What can we learn from the past? Based on the video below I’d like to think we can learn how to put on a pretty darn epic site specific 24 hour play that hasn’t even been rehearsed! For all the techies out there, please try and see past the somewhat grainy footage and feast your eyes on the absolutely fantastic “The Warp”, a 24 hour production staged by director Ken Campbell in 1979.
It’s true that 24 hour plays are not unheard of these days, with the Old Vic staging possibly the most well known one where a collection of writers, directors and actors come together to write, direct and stage a series of short plays over 24 hours. But what is different about The Warp is that it is actually ONE play, not a collection of them. It is the story of one man and his journey into the past, future and quite frankly other worldly spheres of the universe, meeting a whole host of characters along the way (eagle eyed viewers may spot a young Jim Broadbent in the mix!)
I wondered whether anything like that could be put on today? Sadly my guess was no. My opinion (and it is only my opinion!) is that the larger, public funded theatre’s would keep a distance from something like that, it’s far too unpredictable, and dare I say it, amateurish – which is a great shame as it is that very ‘amateur’ energy and enthusiasm that makes it so special. However, I also feel that fringe companies would also be wary of attempting something on this scale for the simple fact of lack of funding and also concern for lack of audience. Ken Campbell even confirms in the video that everyone is working for free!
In the video the BBC reporter talks to Ken Campbell about the production and also his method of directing, Campbell comments that he always tries to put something funny into a scene, or at least something that at least one audience member will find amusing. He also remarks that he finds drama, or more specifically theatrical drama’s, to be a “dangerous” thing. It’s an interesting perspective from an interesting man and I can’t think of many well-known directors these days who seem to share his ‘get up and go’ and joy for making theatre.
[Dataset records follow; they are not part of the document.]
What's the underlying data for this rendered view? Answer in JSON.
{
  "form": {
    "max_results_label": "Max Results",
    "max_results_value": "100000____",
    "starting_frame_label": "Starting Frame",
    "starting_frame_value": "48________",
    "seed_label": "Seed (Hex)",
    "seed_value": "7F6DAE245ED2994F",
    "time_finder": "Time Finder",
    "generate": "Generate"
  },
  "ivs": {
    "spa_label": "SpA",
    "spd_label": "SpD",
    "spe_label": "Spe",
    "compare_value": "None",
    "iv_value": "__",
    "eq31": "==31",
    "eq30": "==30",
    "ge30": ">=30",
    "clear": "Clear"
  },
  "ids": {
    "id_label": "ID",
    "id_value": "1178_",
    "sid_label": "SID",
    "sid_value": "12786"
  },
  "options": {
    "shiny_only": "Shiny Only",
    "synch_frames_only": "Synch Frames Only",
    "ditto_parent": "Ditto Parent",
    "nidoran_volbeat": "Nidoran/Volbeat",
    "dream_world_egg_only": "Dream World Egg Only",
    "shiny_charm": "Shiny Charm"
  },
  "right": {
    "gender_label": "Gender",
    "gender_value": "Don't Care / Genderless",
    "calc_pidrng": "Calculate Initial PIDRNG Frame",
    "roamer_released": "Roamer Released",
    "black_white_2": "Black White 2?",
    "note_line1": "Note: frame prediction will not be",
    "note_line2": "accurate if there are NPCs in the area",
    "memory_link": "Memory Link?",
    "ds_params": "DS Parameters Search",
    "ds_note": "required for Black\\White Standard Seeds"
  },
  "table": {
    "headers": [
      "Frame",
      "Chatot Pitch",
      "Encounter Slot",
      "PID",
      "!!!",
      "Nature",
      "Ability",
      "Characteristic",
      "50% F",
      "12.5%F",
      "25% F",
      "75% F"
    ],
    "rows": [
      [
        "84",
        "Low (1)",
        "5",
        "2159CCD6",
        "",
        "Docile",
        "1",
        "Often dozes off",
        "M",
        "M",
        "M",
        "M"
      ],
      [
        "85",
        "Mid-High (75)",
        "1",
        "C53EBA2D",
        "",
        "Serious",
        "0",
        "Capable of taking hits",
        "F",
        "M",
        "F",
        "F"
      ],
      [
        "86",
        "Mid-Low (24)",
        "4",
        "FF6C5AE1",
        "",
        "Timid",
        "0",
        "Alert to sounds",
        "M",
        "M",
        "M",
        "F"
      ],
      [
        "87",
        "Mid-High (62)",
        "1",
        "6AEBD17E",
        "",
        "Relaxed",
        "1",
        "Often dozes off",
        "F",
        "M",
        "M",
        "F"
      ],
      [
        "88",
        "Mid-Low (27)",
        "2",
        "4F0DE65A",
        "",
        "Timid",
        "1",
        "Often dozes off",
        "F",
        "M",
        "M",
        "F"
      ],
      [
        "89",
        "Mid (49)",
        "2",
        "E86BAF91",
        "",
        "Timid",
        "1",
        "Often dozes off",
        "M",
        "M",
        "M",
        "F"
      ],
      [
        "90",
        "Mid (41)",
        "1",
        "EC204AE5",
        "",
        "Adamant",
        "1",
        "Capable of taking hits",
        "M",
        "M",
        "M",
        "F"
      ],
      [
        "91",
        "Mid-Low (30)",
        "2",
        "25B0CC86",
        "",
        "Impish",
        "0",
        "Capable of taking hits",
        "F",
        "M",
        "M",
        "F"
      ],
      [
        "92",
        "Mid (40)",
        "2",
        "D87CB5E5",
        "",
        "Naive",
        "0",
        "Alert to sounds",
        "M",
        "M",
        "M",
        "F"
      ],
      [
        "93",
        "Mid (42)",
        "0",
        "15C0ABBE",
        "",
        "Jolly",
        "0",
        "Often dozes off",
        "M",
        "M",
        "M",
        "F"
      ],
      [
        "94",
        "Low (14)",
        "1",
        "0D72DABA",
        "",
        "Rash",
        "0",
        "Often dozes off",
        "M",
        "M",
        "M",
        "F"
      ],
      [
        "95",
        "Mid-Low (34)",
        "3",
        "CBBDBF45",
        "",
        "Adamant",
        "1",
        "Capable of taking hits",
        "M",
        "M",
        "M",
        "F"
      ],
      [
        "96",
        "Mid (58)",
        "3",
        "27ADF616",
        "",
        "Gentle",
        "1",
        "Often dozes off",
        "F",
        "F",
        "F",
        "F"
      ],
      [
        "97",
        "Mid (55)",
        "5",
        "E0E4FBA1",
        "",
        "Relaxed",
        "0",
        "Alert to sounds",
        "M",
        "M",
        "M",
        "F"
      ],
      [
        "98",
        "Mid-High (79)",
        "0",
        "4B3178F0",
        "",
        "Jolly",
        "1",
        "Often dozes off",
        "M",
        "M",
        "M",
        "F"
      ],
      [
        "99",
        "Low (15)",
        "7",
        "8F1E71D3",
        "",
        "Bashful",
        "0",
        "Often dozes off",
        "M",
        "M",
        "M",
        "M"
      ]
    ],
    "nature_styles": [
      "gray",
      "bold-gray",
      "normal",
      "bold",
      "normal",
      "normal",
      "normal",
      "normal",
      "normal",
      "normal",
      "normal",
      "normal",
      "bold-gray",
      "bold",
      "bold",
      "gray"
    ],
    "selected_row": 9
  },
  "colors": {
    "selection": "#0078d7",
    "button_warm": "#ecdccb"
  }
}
Of course, that isn’t to generalise a whole profession (including my own!!) but theatre certainly seems to be a more serious business than it did in 1979, and I’m not sure that’s necessarily a good thing.